Plains Indians And Their Equine Companions

1778 WordsApr 27, 20178 Pages
Plains Indians and Their Equine Companions Most history classes teach children about how the Spanish brought horses to America and introduced them to Native Americans. That’s usually the end of the story. What’s not talked about is the Native peoples’ reactions to these beasts of nature. How did they feel about horses? What did they think of them? How did Native people become some of the best riders? How did they tame wild horses? How were horses incorporated into their culture? How much of an impact did horses really have on Native American culture? These are the questions that aren’t answered in textbooks in schools. What I wish to explore is the bond between Native people and their equine companions. I want to explore how their world…show more content…
The differences between these two classifications of tribes is that the nomadic groups followed the buffalo as they migrated. With the semi-sedentary groups, they too hunted for buffalo, but they also engaged in building villages and participating more in agriculture (New World Encyclopedia). Life was livable in the plains, but it wasn’t always the easiest. It wasn’t until the arrival of the horse that life and culture among the Plains Indians truly flourished. The story of how horses came to present day USA has always been a very short story. The most we get is that the Spanish brought them, and that was usually the end of it. How did Native people react when they first saw horses? How would we react today if a brand new animal was introduced into America, and we knew nothing about it? Some people may fear the animal or even try to destroy it out of fear. Just as we would be afraid today, the same feelings of terror swept through the Native people of the Great Plains. “In the islands of the Caribbean, Taíno people were the first to see the horse, and the sight inspired fear—animal fused to sword-wielding conquistador—the legs of the rider blending with the galloping extremities of his mount as it rode down Native people, while the metal of rein and bit and stirrup clanged with the fury of war” —José Barreiro (Taíno), NMAI, 2009 Tribe by tribe, the horse was introduced, but each tribe tells

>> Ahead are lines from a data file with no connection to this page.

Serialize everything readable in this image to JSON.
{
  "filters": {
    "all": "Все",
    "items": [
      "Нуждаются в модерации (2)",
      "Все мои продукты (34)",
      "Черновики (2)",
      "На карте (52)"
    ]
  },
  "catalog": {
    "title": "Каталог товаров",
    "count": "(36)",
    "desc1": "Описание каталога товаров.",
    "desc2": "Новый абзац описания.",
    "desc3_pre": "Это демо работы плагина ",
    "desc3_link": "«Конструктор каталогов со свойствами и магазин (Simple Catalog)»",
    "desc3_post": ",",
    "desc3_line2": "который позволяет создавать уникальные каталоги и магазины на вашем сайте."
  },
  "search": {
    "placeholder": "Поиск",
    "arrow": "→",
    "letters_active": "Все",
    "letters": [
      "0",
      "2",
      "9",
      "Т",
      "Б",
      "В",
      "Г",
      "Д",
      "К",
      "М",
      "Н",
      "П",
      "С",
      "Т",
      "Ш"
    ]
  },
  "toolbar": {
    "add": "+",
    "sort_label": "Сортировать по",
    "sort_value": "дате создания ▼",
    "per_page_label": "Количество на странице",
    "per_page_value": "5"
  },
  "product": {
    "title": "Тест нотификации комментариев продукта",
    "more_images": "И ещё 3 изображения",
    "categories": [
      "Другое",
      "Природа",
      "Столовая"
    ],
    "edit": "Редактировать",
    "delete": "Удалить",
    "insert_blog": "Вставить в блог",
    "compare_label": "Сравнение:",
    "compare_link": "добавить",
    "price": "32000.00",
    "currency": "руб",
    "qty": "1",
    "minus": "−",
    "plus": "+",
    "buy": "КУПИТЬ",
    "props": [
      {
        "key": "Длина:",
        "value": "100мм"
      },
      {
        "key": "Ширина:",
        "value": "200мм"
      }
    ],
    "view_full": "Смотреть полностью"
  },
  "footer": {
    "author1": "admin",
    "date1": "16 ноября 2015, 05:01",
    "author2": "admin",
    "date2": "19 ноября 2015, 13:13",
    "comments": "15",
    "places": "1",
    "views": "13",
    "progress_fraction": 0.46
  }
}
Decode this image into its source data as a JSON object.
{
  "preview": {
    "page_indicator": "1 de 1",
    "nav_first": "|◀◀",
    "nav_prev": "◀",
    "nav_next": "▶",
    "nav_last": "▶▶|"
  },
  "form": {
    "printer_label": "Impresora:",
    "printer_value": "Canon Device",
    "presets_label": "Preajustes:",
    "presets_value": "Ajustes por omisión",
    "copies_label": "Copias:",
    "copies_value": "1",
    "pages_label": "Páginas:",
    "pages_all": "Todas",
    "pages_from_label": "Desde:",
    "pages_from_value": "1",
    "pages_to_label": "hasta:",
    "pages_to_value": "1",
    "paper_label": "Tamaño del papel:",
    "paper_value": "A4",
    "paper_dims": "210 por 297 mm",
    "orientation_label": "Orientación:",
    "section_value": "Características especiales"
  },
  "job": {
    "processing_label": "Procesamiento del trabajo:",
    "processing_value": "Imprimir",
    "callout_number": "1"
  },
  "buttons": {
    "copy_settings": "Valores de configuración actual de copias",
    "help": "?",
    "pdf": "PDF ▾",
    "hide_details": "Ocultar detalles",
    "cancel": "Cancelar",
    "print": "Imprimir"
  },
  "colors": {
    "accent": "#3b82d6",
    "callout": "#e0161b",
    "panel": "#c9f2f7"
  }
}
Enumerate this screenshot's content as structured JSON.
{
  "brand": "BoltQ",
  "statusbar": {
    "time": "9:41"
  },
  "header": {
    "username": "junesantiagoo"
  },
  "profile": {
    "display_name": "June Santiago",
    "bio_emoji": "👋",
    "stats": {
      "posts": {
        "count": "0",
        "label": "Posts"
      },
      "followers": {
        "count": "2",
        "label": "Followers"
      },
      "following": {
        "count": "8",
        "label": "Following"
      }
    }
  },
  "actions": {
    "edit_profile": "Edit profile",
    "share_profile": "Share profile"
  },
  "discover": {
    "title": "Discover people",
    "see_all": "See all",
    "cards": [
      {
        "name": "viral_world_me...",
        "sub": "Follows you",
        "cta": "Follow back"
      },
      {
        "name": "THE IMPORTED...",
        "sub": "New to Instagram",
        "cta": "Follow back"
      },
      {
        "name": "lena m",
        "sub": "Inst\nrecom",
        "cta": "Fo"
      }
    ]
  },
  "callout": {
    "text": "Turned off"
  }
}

More about Plains Indians And Their Equine Companions

Open Document